The characters are pitch-perfect as are the performances. There are scenes in which Vikrant (Tahir Raj Bhasin), his father (Brijendra Kala), mother, and sister play a game of verbal back and forth that is not only written with such comic genius but also performed with palpable chemistry and energy. They are a circus I would buy a ticket to each time.
Besides, when does Brijendra Kala ever let us down? Not to forget Saurabh Shukla as the evil politician/businessman, a hat he always wears with such ease and as always he shines. The belle of the ball, the apple of my eye, is Anchal Singh as Purva, the daughter of said ruthless man and the breeze behind all the destruction.

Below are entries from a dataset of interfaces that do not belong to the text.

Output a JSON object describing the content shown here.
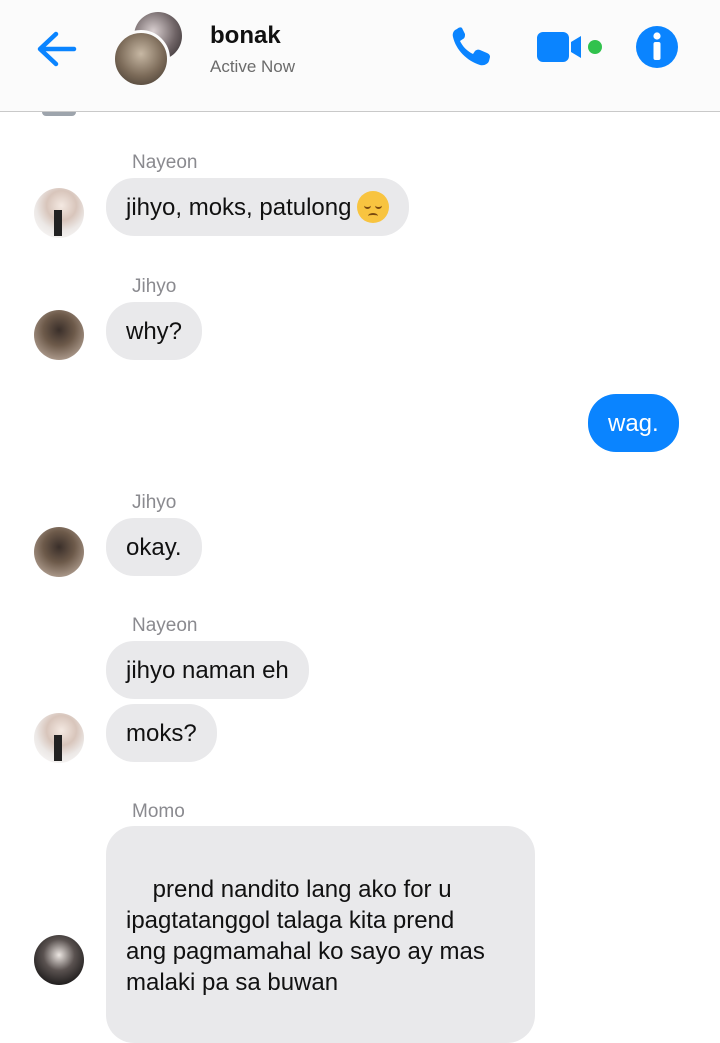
{
  "header": {
    "title": "bonak",
    "status": "Active Now",
    "accent": "#0a84ff",
    "active_dot": "#31c24d",
    "icons": [
      "back-arrow-icon",
      "phone-icon",
      "video-camera-icon",
      "info-icon"
    ]
  },
  "messages": [
    {
      "sender": "Nayeon",
      "text": "jihyo, moks, patulong",
      "emoji": "pensive-face"
    },
    {
      "sender": "Jihyo",
      "text": "why?"
    },
    {
      "sender": "me",
      "text": "wag."
    },
    {
      "sender": "Jihyo",
      "text": "okay."
    },
    {
      "sender": "Nayeon",
      "text": "jihyo naman eh"
    },
    {
      "sender": "Nayeon",
      "text": "moks?"
    },
    {
      "sender": "Momo",
      "text": "prend nandito lang ako for u\nipagtatanggol talaga kita prend\nang pagmamahal ko sayo ay mas\nmalaki pa sa buwan"
    }
  ]
}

Purva is now my favourite femme fatale (with daddy issues of course) the warmth, desire, mystery, and danger which this character carries all at once is both endearing and confusing. She always leaves you begging for more.
She reminds me of what could have been the inspiration for Christian Dior’s 1985 classic Poison or Gucci’s Guilty Absolute Pour Femme - she, dark midnight rose, ripe and almost rotting, deep in the forest, surrounded by the cold midnight wetness of the outdoors, gothic secrets, the smell of sweet musk and wood in my nose. She is divine.
The appeal lies in the seduction, temptation, resistance, desire, and greed. The writing milks the story, the characters, the universe bone dry leaving you feeling full and satisfied. The acting, direction, editing, set design all make for perfect puzzle pieces here too, and the icing on the cake? The season ends on a cliffhanger that will make you tear your hair out. I need to know what happens next and I need to know now.
There are though, a few loopholes in the story, some unanswered questions that are fairly important to the plot but there’s so much going on, and so much to chew on, that the flaws are easily covered and might not even be visible with a magnifying glass.
Siddharth Sengupta, along with a long list of other creators, has hit it out of the park with this genre-bending romance comedy pulpy thriller. With not a dull moment, plenty of gore, guts, steam, sex, and pain, this is an exhausting marathon, a mammoth effort that needs to be savoured. I would un-watch this just to be able to enjoy it for the first time again.